- Justifying A Significant Price Increase: John Beaven, Vice President of Ticket Sales, Golden State Warriors. The Warriors have 14,500 season ticket holders and a priority waiting list of more than 5,000. They were able to build that season ticket holder base despite one playoff appearance in 17 seasons prior to 2012-2013. With the on-court success in 2012-2013, Warriors wanted to adjust ticket prices upward while keeping a robust season ticket holder base — which Beaven described as the key to building the business going forward.

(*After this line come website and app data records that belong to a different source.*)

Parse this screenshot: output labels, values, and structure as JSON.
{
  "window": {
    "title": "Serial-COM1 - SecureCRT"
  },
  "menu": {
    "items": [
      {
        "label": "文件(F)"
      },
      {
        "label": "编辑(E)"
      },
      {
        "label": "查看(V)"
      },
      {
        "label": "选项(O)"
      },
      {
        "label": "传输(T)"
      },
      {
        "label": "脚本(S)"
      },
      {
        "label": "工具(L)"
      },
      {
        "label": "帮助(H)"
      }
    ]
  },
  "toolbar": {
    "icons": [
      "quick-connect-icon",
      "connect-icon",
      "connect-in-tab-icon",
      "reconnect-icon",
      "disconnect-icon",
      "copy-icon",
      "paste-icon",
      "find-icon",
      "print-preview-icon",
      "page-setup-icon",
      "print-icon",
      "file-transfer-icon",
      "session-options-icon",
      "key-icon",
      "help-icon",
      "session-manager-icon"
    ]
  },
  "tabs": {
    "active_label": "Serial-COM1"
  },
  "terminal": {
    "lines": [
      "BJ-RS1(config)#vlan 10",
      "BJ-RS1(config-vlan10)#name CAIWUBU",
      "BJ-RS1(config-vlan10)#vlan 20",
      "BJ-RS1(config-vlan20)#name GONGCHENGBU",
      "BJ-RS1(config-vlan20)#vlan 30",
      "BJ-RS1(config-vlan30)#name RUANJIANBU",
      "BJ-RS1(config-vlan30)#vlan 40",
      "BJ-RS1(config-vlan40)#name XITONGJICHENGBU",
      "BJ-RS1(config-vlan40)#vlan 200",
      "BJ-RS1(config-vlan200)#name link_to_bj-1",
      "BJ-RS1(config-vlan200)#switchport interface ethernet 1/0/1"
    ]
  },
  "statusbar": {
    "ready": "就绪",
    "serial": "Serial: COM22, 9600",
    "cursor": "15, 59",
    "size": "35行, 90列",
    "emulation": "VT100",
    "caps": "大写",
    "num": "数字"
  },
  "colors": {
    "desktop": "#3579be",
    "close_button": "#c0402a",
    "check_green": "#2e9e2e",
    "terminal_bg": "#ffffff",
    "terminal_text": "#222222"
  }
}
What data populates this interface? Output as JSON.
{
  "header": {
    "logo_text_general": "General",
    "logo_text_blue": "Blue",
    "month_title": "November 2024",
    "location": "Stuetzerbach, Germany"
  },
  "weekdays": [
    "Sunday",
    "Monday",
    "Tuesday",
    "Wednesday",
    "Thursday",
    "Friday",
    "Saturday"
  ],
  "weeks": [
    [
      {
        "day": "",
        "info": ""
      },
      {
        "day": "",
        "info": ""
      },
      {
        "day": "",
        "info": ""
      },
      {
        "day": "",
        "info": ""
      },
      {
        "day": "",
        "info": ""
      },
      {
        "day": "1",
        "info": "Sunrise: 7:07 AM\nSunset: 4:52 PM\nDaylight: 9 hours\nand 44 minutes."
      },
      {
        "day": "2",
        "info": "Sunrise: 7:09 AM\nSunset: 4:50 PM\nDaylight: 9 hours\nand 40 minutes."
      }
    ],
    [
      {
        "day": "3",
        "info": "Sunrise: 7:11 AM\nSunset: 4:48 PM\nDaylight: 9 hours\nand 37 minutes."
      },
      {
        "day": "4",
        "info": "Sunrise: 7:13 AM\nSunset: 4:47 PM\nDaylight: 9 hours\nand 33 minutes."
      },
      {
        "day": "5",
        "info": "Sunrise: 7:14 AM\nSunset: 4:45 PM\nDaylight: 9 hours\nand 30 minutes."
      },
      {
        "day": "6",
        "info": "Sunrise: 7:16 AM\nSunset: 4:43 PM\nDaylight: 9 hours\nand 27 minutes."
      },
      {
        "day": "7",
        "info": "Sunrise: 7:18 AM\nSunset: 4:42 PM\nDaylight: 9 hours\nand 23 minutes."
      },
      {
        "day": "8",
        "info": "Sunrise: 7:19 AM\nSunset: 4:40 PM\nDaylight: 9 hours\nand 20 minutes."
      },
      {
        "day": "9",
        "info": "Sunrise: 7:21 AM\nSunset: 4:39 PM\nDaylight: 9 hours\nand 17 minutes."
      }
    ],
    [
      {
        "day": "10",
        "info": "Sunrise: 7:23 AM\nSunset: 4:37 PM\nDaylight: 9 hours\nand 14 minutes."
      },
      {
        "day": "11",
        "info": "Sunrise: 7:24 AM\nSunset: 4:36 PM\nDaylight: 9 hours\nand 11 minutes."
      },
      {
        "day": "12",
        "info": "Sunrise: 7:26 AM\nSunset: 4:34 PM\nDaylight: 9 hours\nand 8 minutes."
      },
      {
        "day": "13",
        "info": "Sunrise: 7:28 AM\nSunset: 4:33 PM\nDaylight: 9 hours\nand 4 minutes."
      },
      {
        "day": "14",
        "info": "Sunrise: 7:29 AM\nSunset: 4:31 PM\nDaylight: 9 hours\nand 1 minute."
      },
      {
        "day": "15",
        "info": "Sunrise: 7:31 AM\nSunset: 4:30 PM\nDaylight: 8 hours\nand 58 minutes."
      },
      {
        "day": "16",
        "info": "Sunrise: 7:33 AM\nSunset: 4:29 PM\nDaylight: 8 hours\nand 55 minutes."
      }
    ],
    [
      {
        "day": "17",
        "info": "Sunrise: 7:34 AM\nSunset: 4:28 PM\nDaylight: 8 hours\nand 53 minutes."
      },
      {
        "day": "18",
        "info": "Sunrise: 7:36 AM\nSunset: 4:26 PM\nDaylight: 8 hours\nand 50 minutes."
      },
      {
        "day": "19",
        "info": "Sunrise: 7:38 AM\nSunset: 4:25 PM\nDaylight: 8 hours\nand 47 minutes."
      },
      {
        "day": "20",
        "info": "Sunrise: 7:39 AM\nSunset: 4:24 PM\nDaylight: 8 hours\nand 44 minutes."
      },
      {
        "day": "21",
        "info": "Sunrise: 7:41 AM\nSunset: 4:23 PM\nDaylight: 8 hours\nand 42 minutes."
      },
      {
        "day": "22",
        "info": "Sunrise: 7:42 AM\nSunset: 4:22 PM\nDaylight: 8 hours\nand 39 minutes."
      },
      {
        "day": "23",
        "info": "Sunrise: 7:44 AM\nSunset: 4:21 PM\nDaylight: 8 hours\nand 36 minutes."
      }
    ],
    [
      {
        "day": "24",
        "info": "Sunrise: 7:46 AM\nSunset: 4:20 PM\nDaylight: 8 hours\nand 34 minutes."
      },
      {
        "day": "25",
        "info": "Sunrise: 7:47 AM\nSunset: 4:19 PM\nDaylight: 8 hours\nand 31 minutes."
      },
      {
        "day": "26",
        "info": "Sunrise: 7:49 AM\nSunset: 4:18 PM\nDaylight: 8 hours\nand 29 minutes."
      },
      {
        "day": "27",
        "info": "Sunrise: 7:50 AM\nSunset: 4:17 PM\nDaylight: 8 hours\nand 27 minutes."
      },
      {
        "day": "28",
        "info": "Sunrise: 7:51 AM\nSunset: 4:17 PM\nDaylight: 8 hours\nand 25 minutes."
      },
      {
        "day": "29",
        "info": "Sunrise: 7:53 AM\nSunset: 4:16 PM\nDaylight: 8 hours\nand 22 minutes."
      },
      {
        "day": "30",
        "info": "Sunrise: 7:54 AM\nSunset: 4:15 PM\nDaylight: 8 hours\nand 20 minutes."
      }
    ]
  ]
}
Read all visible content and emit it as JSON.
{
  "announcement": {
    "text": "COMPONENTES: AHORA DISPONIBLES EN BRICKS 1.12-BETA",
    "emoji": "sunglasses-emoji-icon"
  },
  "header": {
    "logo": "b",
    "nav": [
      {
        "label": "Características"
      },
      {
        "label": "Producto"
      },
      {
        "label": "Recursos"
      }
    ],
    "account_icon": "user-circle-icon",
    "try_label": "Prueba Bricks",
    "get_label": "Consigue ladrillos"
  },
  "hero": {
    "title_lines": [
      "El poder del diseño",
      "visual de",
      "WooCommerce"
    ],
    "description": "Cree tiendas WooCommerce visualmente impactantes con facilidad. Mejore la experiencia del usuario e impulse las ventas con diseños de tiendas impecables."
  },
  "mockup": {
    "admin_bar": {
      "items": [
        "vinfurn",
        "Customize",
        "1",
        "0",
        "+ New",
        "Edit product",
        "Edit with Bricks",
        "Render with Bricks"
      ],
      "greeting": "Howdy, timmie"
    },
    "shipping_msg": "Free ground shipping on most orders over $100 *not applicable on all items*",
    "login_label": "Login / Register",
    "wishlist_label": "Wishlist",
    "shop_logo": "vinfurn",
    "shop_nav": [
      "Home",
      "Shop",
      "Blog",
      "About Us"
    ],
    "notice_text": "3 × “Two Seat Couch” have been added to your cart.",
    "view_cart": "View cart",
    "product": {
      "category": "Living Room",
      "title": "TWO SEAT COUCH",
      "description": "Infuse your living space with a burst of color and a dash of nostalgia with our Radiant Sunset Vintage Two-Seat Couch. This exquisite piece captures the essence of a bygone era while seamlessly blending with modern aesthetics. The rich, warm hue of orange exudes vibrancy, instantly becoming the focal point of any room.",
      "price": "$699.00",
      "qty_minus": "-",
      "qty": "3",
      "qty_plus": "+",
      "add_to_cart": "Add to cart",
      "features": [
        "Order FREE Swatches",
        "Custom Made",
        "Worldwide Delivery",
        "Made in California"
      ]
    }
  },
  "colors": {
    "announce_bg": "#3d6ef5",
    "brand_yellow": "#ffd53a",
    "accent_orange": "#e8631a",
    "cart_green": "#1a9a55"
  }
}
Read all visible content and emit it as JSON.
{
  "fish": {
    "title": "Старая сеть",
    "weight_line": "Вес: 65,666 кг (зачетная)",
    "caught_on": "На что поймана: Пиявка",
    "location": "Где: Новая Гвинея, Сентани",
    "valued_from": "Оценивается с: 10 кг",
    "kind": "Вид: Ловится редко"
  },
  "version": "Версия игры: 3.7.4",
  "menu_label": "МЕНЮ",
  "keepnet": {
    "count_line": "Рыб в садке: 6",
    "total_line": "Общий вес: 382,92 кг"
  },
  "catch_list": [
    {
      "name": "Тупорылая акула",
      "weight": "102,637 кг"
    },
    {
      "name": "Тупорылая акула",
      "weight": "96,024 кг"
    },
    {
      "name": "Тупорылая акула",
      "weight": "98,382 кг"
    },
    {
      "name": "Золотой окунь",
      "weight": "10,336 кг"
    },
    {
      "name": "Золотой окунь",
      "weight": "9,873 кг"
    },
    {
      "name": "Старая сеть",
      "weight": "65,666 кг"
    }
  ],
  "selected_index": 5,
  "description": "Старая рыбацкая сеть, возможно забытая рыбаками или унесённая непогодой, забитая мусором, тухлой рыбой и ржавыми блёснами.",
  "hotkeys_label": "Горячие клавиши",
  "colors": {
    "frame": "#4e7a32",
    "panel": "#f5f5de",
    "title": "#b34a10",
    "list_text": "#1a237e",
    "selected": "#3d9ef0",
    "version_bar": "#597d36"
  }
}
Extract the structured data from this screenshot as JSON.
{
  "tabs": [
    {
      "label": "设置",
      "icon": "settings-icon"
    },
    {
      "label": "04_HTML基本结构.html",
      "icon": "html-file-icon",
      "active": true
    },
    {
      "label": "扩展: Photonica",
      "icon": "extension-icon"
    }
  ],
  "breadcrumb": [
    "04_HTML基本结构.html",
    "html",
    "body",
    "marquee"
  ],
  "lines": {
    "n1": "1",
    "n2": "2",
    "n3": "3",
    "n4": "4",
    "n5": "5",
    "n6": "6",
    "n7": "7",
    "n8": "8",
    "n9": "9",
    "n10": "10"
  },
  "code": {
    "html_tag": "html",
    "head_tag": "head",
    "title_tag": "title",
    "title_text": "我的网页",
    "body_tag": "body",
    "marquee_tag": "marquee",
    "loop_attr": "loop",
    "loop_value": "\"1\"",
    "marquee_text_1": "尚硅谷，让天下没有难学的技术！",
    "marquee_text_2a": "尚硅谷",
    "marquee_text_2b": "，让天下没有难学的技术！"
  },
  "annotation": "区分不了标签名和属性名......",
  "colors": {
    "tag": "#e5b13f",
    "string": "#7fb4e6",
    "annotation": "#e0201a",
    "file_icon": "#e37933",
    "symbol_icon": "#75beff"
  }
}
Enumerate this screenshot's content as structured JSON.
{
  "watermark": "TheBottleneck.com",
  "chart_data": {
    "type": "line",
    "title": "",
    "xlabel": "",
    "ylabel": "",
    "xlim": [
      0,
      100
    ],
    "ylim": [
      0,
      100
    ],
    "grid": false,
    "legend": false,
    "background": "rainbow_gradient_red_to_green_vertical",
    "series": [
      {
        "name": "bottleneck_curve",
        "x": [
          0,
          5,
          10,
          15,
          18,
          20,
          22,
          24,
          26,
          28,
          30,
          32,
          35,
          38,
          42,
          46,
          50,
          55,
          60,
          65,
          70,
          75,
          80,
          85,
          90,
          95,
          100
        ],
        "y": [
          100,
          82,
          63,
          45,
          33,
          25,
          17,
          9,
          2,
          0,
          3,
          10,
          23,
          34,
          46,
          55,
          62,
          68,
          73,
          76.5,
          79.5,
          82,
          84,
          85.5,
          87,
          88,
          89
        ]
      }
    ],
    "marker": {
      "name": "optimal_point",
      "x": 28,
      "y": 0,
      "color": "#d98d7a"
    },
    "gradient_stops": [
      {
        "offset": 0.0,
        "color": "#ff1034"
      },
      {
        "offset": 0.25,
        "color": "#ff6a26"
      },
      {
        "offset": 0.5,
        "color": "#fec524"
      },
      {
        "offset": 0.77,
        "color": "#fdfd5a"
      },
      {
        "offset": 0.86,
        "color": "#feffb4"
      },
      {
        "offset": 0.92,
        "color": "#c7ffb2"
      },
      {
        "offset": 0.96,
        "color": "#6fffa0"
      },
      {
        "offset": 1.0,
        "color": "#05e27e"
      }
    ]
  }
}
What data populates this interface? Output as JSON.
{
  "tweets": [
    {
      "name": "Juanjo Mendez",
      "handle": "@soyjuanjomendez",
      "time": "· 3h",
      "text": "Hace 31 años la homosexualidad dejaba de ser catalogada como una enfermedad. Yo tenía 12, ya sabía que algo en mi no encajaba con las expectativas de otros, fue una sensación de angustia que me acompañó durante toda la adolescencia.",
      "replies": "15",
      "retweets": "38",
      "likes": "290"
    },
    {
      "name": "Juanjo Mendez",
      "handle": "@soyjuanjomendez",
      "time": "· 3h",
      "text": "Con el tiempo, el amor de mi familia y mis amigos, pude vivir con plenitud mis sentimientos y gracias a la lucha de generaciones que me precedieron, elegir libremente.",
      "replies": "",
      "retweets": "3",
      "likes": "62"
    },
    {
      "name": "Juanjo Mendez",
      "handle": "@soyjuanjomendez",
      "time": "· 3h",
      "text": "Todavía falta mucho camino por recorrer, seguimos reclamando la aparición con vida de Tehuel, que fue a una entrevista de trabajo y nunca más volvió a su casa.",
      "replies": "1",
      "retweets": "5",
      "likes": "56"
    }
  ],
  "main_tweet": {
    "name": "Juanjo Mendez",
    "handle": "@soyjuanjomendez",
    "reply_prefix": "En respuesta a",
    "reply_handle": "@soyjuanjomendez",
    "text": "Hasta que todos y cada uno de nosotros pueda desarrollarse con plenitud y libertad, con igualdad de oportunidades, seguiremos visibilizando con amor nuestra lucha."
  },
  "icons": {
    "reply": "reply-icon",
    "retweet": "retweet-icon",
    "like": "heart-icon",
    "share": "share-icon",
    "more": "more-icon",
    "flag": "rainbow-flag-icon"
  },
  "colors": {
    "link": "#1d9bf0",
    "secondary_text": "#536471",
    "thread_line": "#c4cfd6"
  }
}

The Warriors raised ticket prices 23% for the 2013-2014 season and saw a 92% renewal rate. Heading into this season, the question was how much further to jump in price. Every percentage point increase equals $600,000 in additional revenue. Warriors decided to get aggressive for 2014-2015 ticket prices by relying on on-court performance, seat scarcity (82+ game sell out), the 14,500 cap on season tickets, and data that showed that the 5,000 individual game tickets are in high demand.
Moreover, the only season ticket holders will have priority for the new arena the Warriors are building in San Francisco. Beaven and his staff conducted a detailed analysis of every individual game ticket sold (via dynamic pricing) and of tickets sold on the secondary market to determine true demand and various price points. Decision: a 25% increase over 2013-2014 season ticket holder prices. Result: 93% renewal rate. My thoughts: Warriors developed the data and the story to justify their price increase and it worked.
- The Tech Revolution Coming To A Stadium Near You: Panel discussion with Patrick Chapman, Director of Strategic Partnerships and Live Events, Facebook; Scott Kegley, Senior Manager of Digital and Social Media, San Francisco 49ers; and Jeremy Thum, Director, Digital, Chicago Bulls. Social media has brought fans closer to players and players closer to fans — and data shows that the player-fan connection keeps fans engaged even when the team isn’t performing well on the field or court. After Michael Jordan retired, the Bulls were one of the worst teams in the NBA. But the arena experience was so fun for fans because fans became part of the show, and attendance stayed high.
Teams have so many tools to reach out to and connect with fans that have nothing to do with the team’s win-loss record. The 49ers use Instagram and Vine (with a cute FortyViners hashtag) to bring fans into the locker room before the game, at halftime and after the game. Fans reciprocate by posting their own photos and vines. This creates a viral multiplier of fan engagement across multiple social media platforms. The future: virtual reality — putting yourself on the field or court; a seamless, uninterrupted experience where every fan desire is anticipated and met.
One of the presenters referred to the future of fan engagement as “something out of the Minority Report” — having data that so accurately predicts fan behavior and caters to the fans’ every need. Me? I just want to go to a ballgame, snap some photos, post them on Facebook and Twitter, and enjoy a beer. I don’t want any team to know my every desire and try to cater to it — although a few more reasonably-priced vegetarian food options would be nice. I want more opportunities to buy and sell game tickets and I don’t want to be held hostage to some perceived — or contrived — ticket scarcity that inflates prices. But I fear that I’m going to lose this battle.